▶ [BRIEF]: Would you restate the data exactly as given?

▶ [TASK DATA]:

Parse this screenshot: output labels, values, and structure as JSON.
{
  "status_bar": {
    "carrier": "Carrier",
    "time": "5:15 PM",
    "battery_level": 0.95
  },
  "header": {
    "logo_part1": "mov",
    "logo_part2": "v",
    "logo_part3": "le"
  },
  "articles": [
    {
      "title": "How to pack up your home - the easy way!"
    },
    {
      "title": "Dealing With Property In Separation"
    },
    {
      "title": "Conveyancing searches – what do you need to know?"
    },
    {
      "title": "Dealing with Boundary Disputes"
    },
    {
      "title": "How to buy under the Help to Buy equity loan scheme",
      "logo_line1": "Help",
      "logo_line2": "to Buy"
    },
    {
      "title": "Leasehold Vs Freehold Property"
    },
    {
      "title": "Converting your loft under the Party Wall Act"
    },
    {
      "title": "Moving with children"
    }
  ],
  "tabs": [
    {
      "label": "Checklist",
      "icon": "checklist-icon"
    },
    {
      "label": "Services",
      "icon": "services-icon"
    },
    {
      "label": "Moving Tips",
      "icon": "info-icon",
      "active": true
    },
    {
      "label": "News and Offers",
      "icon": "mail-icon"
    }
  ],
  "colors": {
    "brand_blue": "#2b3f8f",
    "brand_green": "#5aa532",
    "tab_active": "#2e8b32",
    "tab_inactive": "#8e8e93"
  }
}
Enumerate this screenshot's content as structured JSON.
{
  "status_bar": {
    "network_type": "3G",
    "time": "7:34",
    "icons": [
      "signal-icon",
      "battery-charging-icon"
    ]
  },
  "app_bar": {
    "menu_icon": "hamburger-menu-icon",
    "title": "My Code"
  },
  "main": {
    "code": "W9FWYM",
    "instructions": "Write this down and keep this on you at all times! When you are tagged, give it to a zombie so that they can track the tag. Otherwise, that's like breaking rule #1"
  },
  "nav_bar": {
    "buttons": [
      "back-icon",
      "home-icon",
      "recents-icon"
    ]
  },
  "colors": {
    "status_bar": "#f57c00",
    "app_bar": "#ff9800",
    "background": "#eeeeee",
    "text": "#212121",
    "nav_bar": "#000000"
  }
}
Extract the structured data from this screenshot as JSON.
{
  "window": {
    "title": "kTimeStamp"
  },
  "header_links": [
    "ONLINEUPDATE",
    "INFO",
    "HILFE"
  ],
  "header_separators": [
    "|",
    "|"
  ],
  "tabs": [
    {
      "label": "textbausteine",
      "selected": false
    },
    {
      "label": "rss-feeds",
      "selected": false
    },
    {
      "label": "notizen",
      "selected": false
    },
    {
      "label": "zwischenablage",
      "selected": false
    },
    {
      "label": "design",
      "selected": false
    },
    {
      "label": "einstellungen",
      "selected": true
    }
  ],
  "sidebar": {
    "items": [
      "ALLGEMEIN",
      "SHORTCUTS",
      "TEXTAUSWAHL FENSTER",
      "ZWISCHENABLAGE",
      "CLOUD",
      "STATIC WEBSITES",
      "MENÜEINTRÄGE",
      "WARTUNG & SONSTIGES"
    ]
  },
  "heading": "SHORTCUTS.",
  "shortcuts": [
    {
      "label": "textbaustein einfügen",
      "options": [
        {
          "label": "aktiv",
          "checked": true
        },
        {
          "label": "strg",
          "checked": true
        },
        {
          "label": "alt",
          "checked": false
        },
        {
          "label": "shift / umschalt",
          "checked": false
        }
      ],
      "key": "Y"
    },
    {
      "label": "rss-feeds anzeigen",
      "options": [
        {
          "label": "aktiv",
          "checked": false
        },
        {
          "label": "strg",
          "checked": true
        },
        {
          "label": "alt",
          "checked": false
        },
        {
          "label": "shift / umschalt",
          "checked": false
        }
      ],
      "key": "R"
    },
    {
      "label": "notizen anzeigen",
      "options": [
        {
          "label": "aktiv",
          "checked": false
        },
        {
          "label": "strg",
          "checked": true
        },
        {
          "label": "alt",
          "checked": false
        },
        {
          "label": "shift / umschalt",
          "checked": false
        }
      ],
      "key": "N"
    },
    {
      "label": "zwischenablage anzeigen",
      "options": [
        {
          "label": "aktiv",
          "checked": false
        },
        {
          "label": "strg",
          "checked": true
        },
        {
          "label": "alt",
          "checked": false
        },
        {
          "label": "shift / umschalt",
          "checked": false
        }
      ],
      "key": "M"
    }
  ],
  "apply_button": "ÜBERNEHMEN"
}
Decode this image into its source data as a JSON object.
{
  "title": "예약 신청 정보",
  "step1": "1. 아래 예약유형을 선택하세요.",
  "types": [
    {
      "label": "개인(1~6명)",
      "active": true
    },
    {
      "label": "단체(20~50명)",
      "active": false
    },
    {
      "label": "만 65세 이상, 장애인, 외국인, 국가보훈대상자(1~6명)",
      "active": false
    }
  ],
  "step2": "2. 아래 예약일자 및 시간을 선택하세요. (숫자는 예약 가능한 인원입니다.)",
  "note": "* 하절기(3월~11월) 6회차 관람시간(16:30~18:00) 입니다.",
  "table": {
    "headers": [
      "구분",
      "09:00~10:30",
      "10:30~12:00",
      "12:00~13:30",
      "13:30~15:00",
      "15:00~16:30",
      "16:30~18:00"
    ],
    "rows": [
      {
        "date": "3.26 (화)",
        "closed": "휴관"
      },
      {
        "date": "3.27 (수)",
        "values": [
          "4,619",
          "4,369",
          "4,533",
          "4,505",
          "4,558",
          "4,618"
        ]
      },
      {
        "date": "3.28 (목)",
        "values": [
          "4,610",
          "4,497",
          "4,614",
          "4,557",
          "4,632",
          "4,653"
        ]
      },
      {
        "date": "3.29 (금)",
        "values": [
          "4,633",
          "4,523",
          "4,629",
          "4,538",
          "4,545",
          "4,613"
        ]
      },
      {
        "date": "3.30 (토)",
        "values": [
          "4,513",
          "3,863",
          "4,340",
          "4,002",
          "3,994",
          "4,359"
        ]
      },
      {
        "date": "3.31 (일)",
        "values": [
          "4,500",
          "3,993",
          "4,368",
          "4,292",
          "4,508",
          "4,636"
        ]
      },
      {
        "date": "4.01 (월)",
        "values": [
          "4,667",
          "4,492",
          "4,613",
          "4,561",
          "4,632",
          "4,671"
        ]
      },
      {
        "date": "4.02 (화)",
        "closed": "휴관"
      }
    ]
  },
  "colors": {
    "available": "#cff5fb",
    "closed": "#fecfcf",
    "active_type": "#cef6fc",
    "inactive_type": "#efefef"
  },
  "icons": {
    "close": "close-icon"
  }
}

▶ [EXERCISE SOLUTION]:
Parse this screenshot: output labels, values, and structure as JSON.
{
  "status_bar": {
    "carrier": "Carrier",
    "time": "5:15 PM",
    "battery_level": 0.95
  },
  "header": {
    "logo_part1": "mov",
    "logo_part2": "v",
    "logo_part3": "le"
  },
  "articles": [
    {
      "title": "How to pack up your home - the easy way!"
    },
    {
      "title": "Dealing With Property In Separation"
    },
    {
      "title": "Conveyancing searches – what do you need to know?"
    },
    {
      "title": "Dealing with Boundary Disputes"
    },
    {
      "title": "How to buy under the Help to Buy equity loan scheme",
      "logo_line1": "Help",
      "logo_line2": "to Buy"
    },
    {
      "title": "Leasehold Vs Freehold Property"
    },
    {
      "title": "Converting your loft under the Party Wall Act"
    },
    {
      "title": "Moving with children"
    }
  ],
  "tabs": [
    {
      "label": "Checklist",
      "icon": "checklist-icon"
    },
    {
      "label": "Services",
      "icon": "services-icon"
    },
    {
      "label": "Moving Tips",
      "icon": "info-icon",
      "active": true
    },
    {
      "label": "News and Offers",
      "icon": "mail-icon"
    }
  ],
  "colors": {
    "brand_blue": "#2b3f8f",
    "brand_green": "#5aa532",
    "tab_active": "#2e8b32",
    "tab_inactive": "#8e8e93"
  }
}
Enumerate this screenshot's content as structured JSON.
{
  "status_bar": {
    "network_type": "3G",
    "time": "7:34",
    "icons": [
      "signal-icon",
      "battery-charging-icon"
    ]
  },
  "app_bar": {
    "menu_icon": "hamburger-menu-icon",
    "title": "My Code"
  },
  "main": {
    "code": "W9FWYM",
    "instructions": "Write this down and keep this on you at all times! When you are tagged, give it to a zombie so that they can track the tag. Otherwise, that's like breaking rule #1"
  },
  "nav_bar": {
    "buttons": [
      "back-icon",
      "home-icon",
      "recents-icon"
    ]
  },
  "colors": {
    "status_bar": "#f57c00",
    "app_bar": "#ff9800",
    "background": "#eeeeee",
    "text": "#212121",
    "nav_bar": "#000000"
  }
}
Extract the structured data from this screenshot as JSON.
{
  "window": {
    "title": "kTimeStamp"
  },
  "header_links": [
    "ONLINEUPDATE",
    "INFO",
    "HILFE"
  ],
  "header_separators": [
    "|",
    "|"
  ],
  "tabs": [
    {
      "label": "textbausteine",
      "selected": false
    },
    {
      "label": "rss-feeds",
      "selected": false
    },
    {
      "label": "notizen",
      "selected": false
    },
    {
      "label": "zwischenablage",
      "selected": false
    },
    {
      "label": "design",
      "selected": false
    },
    {
      "label": "einstellungen",
      "selected": true
    }
  ],
  "sidebar": {
    "items": [
      "ALLGEMEIN",
      "SHORTCUTS",
      "TEXTAUSWAHL FENSTER",
      "ZWISCHENABLAGE",
      "CLOUD",
      "STATIC WEBSITES",
      "MENÜEINTRÄGE",
      "WARTUNG & SONSTIGES"
    ]
  },
  "heading": "SHORTCUTS.",
  "shortcuts": [
    {
      "label": "textbaustein einfügen",
      "options": [
        {
          "label": "aktiv",
          "checked": true
        },
        {
          "label": "strg",
          "checked": true
        },
        {
          "label": "alt",
          "checked": false
        },
        {
          "label": "shift / umschalt",
          "checked": false
        }
      ],
      "key": "Y"
    },
    {
      "label": "rss-feeds anzeigen",
      "options": [
        {
          "label": "aktiv",
          "checked": false
        },
        {
          "label": "strg",
          "checked": true
        },
        {
          "label": "alt",
          "checked": false
        },
        {
          "label": "shift / umschalt",
          "checked": false
        }
      ],
      "key": "R"
    },
    {
      "label": "notizen anzeigen",
      "options": [
        {
          "label": "aktiv",
          "checked": false
        },
        {
          "label": "strg",
          "checked": true
        },
        {
          "label": "alt",
          "checked": false
        },
        {
          "label": "shift / umschalt",
          "checked": false
        }
      ],
      "key": "N"
    },
    {
      "label": "zwischenablage anzeigen",
      "options": [
        {
          "label": "aktiv",
          "checked": false
        },
        {
          "label": "strg",
          "checked": true
        },
        {
          "label": "alt",
          "checked": false
        },
        {
          "label": "shift / umschalt",
          "checked": false
        }
      ],
      "key": "M"
    }
  ],
  "apply_button": "ÜBERNEHMEN"
}
Decode this image into its source data as a JSON object.
{
  "title": "예약 신청 정보",
  "step1": "1. 아래 예약유형을 선택하세요.",
  "types": [
    {
      "label": "개인(1~6명)",
      "active": true
    },
    {
      "label": "단체(20~50명)",
      "active": false
    },
    {
      "label": "만 65세 이상, 장애인, 외국인, 국가보훈대상자(1~6명)",
      "active": false
    }
  ],
  "step2": "2. 아래 예약일자 및 시간을 선택하세요. (숫자는 예약 가능한 인원입니다.)",
  "note": "* 하절기(3월~11월) 6회차 관람시간(16:30~18:00) 입니다.",
  "table": {
    "headers": [
      "구분",
      "09:00~10:30",
      "10:30~12:00",
      "12:00~13:30",
      "13:30~15:00",
      "15:00~16:30",
      "16:30~18:00"
    ],
    "rows": [
      {
        "date": "3.26 (화)",
        "closed": "휴관"
      },
      {
        "date": "3.27 (수)",
        "values": [
          "4,619",
          "4,369",
          "4,533",
          "4,505",
          "4,558",
          "4,618"
        ]
      },
      {
        "date": "3.28 (목)",
        "values": [
          "4,610",
          "4,497",
          "4,614",
          "4,557",
          "4,632",
          "4,653"
        ]
      },
      {
        "date": "3.29 (금)",
        "values": [
          "4,633",
          "4,523",
          "4,629",
          "4,538",
          "4,545",
          "4,613"
        ]
      },
      {
        "date": "3.30 (토)",
        "values": [
          "4,513",
          "3,863",
          "4,340",
          "4,002",
          "3,994",
          "4,359"
        ]
      },
      {
        "date": "3.31 (일)",
        "values": [
          "4,500",
          "3,993",
          "4,368",
          "4,292",
          "4,508",
          "4,636"
        ]
      },
      {
        "date": "4.01 (월)",
        "values": [
          "4,667",
          "4,492",
          "4,613",
          "4,561",
          "4,632",
          "4,671"
        ]
      },
      {
        "date": "4.02 (화)",
        "closed": "휴관"
      }
    ]
  },
  "colors": {
    "available": "#cff5fb",
    "closed": "#fecfcf",
    "active_type": "#cef6fc",
    "inactive_type": "#efefef"
  },
  "icons": {
    "close": "close-icon"
  }
}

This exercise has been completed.